* [WHAT TO DO] Repeat each entry. Keep every line exactly as it is.

* [Dataset items]
· · ·

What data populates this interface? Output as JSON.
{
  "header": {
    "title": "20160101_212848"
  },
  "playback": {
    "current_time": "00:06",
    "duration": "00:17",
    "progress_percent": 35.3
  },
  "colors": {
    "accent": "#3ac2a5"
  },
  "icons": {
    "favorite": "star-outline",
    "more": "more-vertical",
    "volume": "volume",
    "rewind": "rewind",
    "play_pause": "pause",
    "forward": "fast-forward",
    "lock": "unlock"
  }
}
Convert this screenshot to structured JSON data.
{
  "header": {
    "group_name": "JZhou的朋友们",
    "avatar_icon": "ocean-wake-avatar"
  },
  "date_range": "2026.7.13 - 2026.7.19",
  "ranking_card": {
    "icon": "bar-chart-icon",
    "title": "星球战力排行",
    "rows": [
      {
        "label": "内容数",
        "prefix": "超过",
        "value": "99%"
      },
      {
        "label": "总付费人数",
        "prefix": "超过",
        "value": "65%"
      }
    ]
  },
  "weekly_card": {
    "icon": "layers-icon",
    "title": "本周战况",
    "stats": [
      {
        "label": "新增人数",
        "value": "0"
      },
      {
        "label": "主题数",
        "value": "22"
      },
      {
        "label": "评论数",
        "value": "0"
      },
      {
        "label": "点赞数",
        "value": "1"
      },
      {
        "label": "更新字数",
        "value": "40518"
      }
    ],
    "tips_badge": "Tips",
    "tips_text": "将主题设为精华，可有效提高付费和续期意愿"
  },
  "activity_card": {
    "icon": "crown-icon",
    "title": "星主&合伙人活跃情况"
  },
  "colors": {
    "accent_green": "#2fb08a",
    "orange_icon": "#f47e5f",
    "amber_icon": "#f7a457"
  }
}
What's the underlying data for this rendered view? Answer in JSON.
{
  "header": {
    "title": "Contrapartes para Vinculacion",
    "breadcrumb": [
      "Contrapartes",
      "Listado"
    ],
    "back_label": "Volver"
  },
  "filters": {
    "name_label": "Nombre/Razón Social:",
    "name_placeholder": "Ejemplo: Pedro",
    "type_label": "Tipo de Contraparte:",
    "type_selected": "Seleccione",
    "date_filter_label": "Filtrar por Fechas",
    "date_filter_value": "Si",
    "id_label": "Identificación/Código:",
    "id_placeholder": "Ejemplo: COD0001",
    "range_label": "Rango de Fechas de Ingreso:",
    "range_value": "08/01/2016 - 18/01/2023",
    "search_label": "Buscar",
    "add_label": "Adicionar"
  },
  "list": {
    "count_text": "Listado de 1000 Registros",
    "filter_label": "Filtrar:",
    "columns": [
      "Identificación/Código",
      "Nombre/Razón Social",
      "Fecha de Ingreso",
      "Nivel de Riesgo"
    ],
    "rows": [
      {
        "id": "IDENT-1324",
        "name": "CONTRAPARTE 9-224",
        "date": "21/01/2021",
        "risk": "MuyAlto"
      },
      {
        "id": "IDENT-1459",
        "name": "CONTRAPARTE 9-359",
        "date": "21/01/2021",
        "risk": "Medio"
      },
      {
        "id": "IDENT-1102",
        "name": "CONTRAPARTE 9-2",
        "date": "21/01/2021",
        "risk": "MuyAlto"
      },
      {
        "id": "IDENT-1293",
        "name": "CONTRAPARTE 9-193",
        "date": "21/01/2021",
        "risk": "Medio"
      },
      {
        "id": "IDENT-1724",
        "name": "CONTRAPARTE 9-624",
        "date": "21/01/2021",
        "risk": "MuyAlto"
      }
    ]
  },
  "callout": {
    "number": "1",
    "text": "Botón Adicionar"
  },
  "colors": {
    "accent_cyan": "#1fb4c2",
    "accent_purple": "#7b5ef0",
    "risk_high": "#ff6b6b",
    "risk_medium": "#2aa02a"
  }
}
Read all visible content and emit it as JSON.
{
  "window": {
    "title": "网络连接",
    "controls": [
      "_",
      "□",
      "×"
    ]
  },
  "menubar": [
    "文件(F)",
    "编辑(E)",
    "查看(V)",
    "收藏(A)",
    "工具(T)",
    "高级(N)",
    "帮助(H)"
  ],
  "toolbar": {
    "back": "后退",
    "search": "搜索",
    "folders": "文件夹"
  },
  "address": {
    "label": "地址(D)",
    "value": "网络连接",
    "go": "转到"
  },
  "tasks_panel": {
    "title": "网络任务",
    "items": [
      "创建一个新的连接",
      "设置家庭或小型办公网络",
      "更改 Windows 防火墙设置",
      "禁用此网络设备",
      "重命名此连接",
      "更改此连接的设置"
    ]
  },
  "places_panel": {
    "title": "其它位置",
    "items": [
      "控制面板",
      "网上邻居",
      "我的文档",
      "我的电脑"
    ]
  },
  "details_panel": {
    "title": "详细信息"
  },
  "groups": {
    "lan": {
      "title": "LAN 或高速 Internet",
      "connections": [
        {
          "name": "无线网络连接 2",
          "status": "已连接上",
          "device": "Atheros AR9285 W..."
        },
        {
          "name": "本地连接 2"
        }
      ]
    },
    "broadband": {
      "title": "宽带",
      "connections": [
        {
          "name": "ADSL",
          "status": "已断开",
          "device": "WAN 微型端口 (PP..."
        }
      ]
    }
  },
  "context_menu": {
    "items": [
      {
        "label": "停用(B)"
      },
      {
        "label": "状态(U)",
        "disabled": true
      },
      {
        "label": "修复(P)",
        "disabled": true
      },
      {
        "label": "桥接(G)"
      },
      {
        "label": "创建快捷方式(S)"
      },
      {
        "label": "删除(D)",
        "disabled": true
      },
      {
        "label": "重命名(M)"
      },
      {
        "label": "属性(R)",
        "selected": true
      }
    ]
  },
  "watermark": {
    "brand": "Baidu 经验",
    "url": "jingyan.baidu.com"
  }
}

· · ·

* [RESPONSE]
What data populates this interface? Output as JSON.
{
  "header": {
    "title": "20160101_212848"
  },
  "playback": {
    "current_time": "00:06",
    "duration": "00:17",
    "progress_percent": 35.3
  },
  "colors": {
    "accent": "#3ac2a5"
  },
  "icons": {
    "favorite": "star-outline",
    "more": "more-vertical",
    "volume": "volume",
    "rewind": "rewind",
    "play_pause": "pause",
    "forward": "fast-forward",
    "lock": "unlock"
  }
}
Convert this screenshot to structured JSON data.
{
  "header": {
    "group_name": "JZhou的朋友们",
    "avatar_icon": "ocean-wake-avatar"
  },
  "date_range": "2026.7.13 - 2026.7.19",
  "ranking_card": {
    "icon": "bar-chart-icon",
    "title": "星球战力排行",
    "rows": [
      {
        "label": "内容数",
        "prefix": "超过",
        "value": "99%"
      },
      {
        "label": "总付费人数",
        "prefix": "超过",
        "value": "65%"
      }
    ]
  },
  "weekly_card": {
    "icon": "layers-icon",
    "title": "本周战况",
    "stats": [
      {
        "label": "新增人数",
        "value": "0"
      },
      {
        "label": "主题数",
        "value": "22"
      },
      {
        "label": "评论数",
        "value": "0"
      },
      {
        "label": "点赞数",
        "value": "1"
      },
      {
        "label": "更新字数",
        "value": "40518"
      }
    ],
    "tips_badge": "Tips",
    "tips_text": "将主题设为精华，可有效提高付费和续期意愿"
  },
  "activity_card": {
    "icon": "crown-icon",
    "title": "星主&合伙人活跃情况"
  },
  "colors": {
    "accent_green": "#2fb08a",
    "orange_icon": "#f47e5f",
    "amber_icon": "#f7a457"
  }
}
What's the underlying data for this rendered view? Answer in JSON.
{
  "header": {
    "title": "Contrapartes para Vinculacion",
    "breadcrumb": [
      "Contrapartes",
      "Listado"
    ],
    "back_label": "Volver"
  },
  "filters": {
    "name_label": "Nombre/Razón Social:",
    "name_placeholder": "Ejemplo: Pedro",
    "type_label": "Tipo de Contraparte:",
    "type_selected": "Seleccione",
    "date_filter_label": "Filtrar por Fechas",
    "date_filter_value": "Si",
    "id_label": "Identificación/Código:",
    "id_placeholder": "Ejemplo: COD0001",
    "range_label": "Rango de Fechas de Ingreso:",
    "range_value": "08/01/2016 - 18/01/2023",
    "search_label": "Buscar",
    "add_label": "Adicionar"
  },
  "list": {
    "count_text": "Listado de 1000 Registros",
    "filter_label": "Filtrar:",
    "columns": [
      "Identificación/Código",
      "Nombre/Razón Social",
      "Fecha de Ingreso",
      "Nivel de Riesgo"
    ],
    "rows": [
      {
        "id": "IDENT-1324",
        "name": "CONTRAPARTE 9-224",
        "date": "21/01/2021",
        "risk": "MuyAlto"
      },
      {
        "id": "IDENT-1459",
        "name": "CONTRAPARTE 9-359",
        "date": "21/01/2021",
        "risk": "Medio"
      },
      {
        "id": "IDENT-1102",
        "name": "CONTRAPARTE 9-2",
        "date": "21/01/2021",
        "risk": "MuyAlto"
      },
      {
        "id": "IDENT-1293",
        "name": "CONTRAPARTE 9-193",
        "date": "21/01/2021",
        "risk": "Medio"
      },
      {
        "id": "IDENT-1724",
        "name": "CONTRAPARTE 9-624",
        "date": "21/01/2021",
        "risk": "MuyAlto"
      }
    ]
  },
  "callout": {
    "number": "1",
    "text": "Botón Adicionar"
  },
  "colors": {
    "accent_cyan": "#1fb4c2",
    "accent_purple": "#7b5ef0",
    "risk_high": "#ff6b6b",
    "risk_medium": "#2aa02a"
  }
}
Read all visible content and emit it as JSON.
{
  "window": {
    "title": "网络连接",
    "controls": [
      "_",
      "□",
      "×"
    ]
  },
  "menubar": [
    "文件(F)",
    "编辑(E)",
    "查看(V)",
    "收藏(A)",
    "工具(T)",
    "高级(N)",
    "帮助(H)"
  ],
  "toolbar": {
    "back": "后退",
    "search": "搜索",
    "folders": "文件夹"
  },
  "address": {
    "label": "地址(D)",
    "value": "网络连接",
    "go": "转到"
  },
  "tasks_panel": {
    "title": "网络任务",
    "items": [
      "创建一个新的连接",
      "设置家庭或小型办公网络",
      "更改 Windows 防火墙设置",
      "禁用此网络设备",
      "重命名此连接",
      "更改此连接的设置"
    ]
  },
  "places_panel": {
    "title": "其它位置",
    "items": [
      "控制面板",
      "网上邻居",
      "我的文档",
      "我的电脑"
    ]
  },
  "details_panel": {
    "title": "详细信息"
  },
  "groups": {
    "lan": {
      "title": "LAN 或高速 Internet",
      "connections": [
        {
          "name": "无线网络连接 2",
          "status": "已连接上",
          "device": "Atheros AR9285 W..."
        },
        {
          "name": "本地连接 2"
        }
      ]
    },
    "broadband": {
      "title": "宽带",
      "connections": [
        {
          "name": "ADSL",
          "status": "已断开",
          "device": "WAN 微型端口 (PP..."
        }
      ]
    }
  },
  "context_menu": {
    "items": [
      {
        "label": "停用(B)"
      },
      {
        "label": "状态(U)",
        "disabled": true
      },
      {
        "label": "修复(P)",
        "disabled": true
      },
      {
        "label": "桥接(G)"
      },
      {
        "label": "创建快捷方式(S)"
      },
      {
        "label": "删除(D)",
        "disabled": true
      },
      {
        "label": "重命名(M)"
      },
      {
        "label": "属性(R)",
        "selected": true
      }
    ]
  },
  "watermark": {
    "brand": "Baidu 经验",
    "url": "jingyan.baidu.com"
  }
}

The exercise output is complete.